Exercise aim:
Give the number of lines in the data below where the word "VILLA" appears, and nothing besides.

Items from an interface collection
########

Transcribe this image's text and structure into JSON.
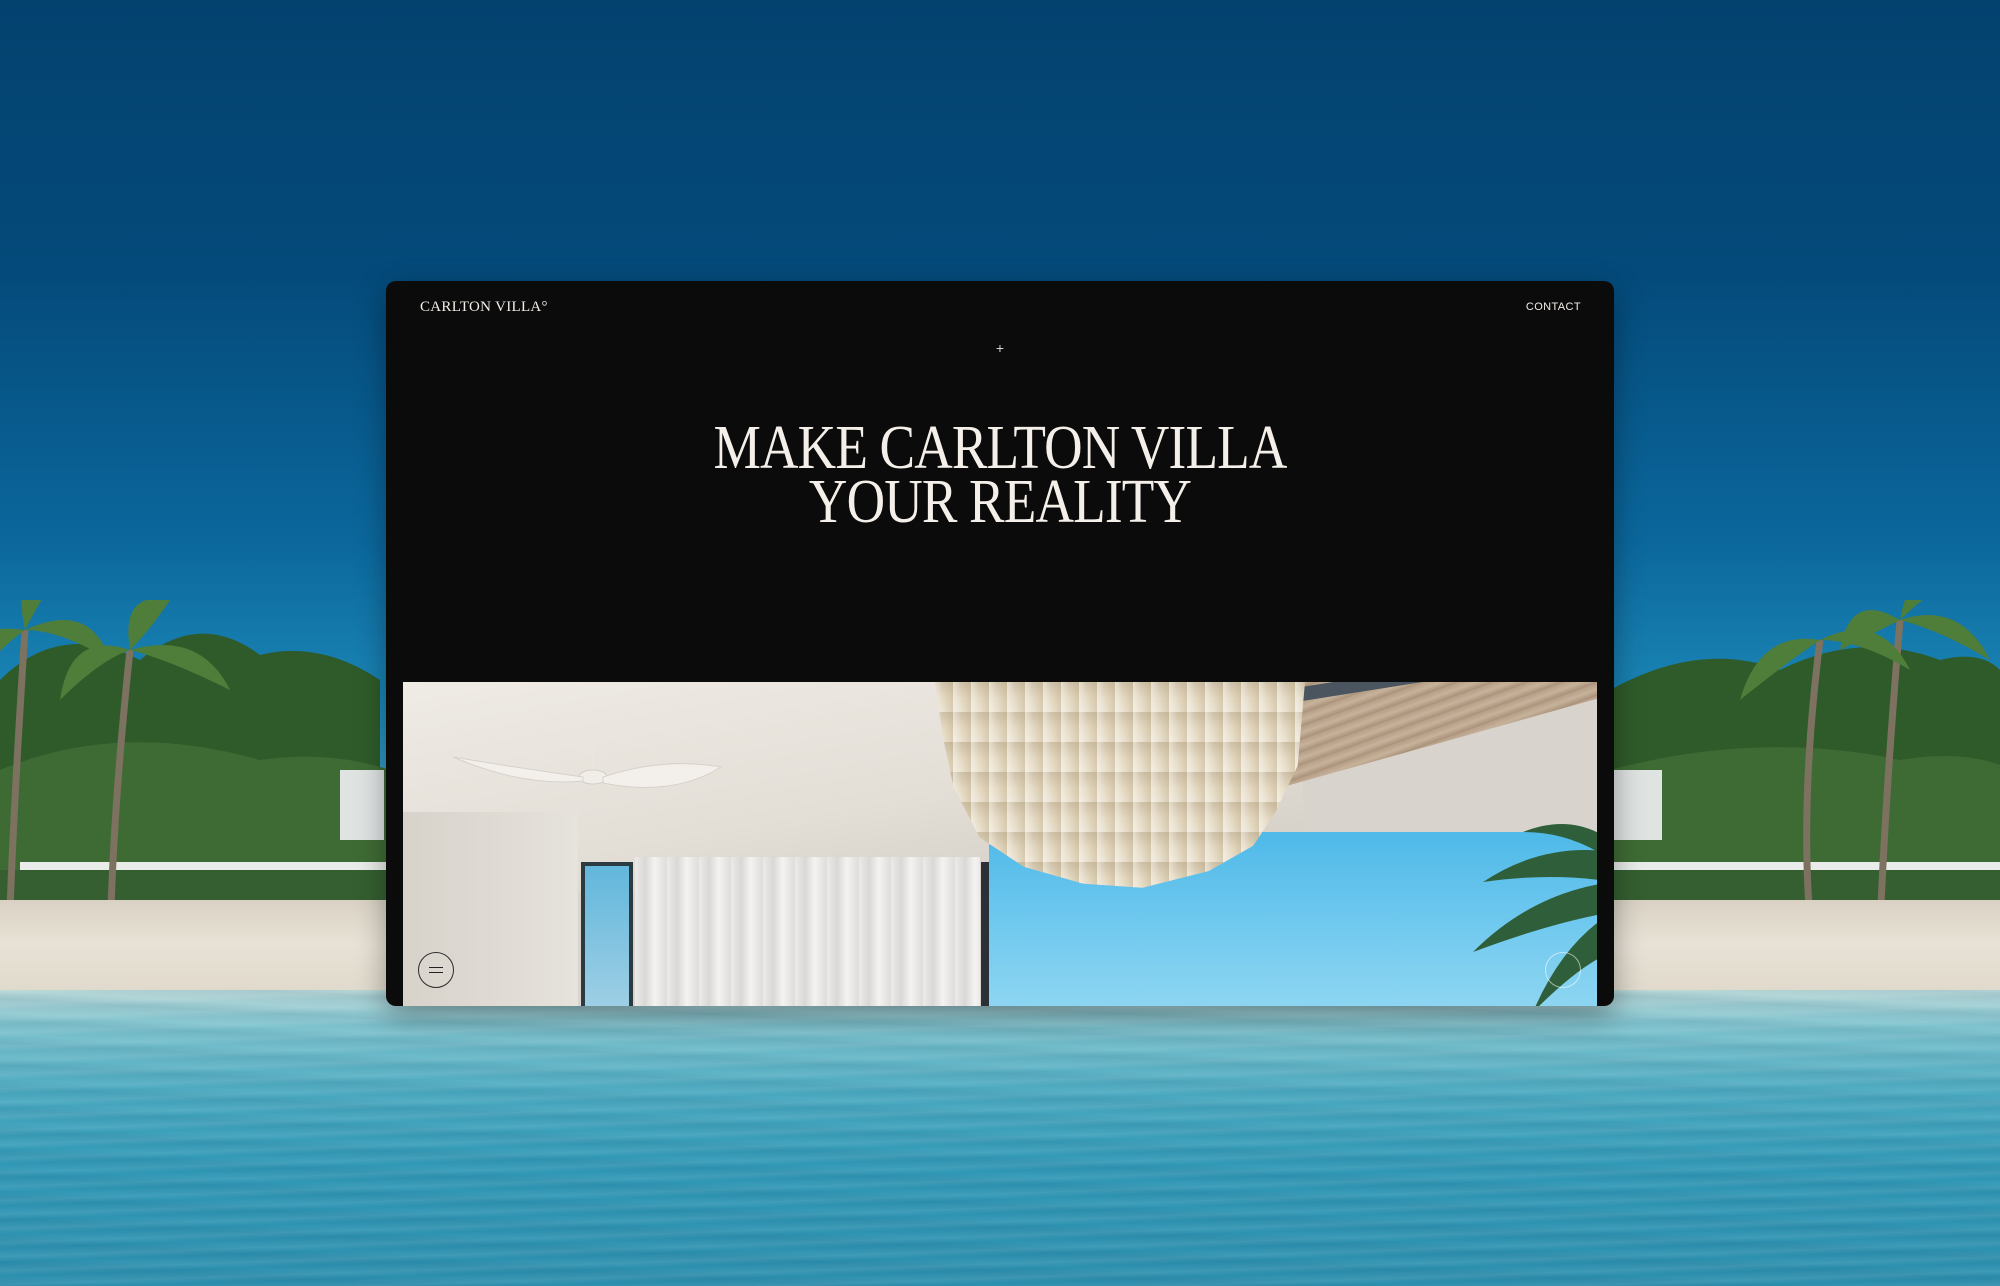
{
  "header": {
    "logo_text": "CARLTON VILLA°",
    "contact_label": "CONTACT"
  },
  "hero": {
    "plus_glyph": "+",
    "heading_line1": "MAKE CARLTON VILLA",
    "heading_line2": "YOUR REALITY"
  },
  "icons": {
    "plus": "plus-icon",
    "menu": "hamburger-menu-icon",
    "scroll": "circle-icon"
  },
  "colors": {
    "window_bg": "#0b0b0b",
    "heading_text": "#f4efe8",
    "sky": "#044a7a",
    "water": "#49a9c0"
  }
}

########

Response below:
2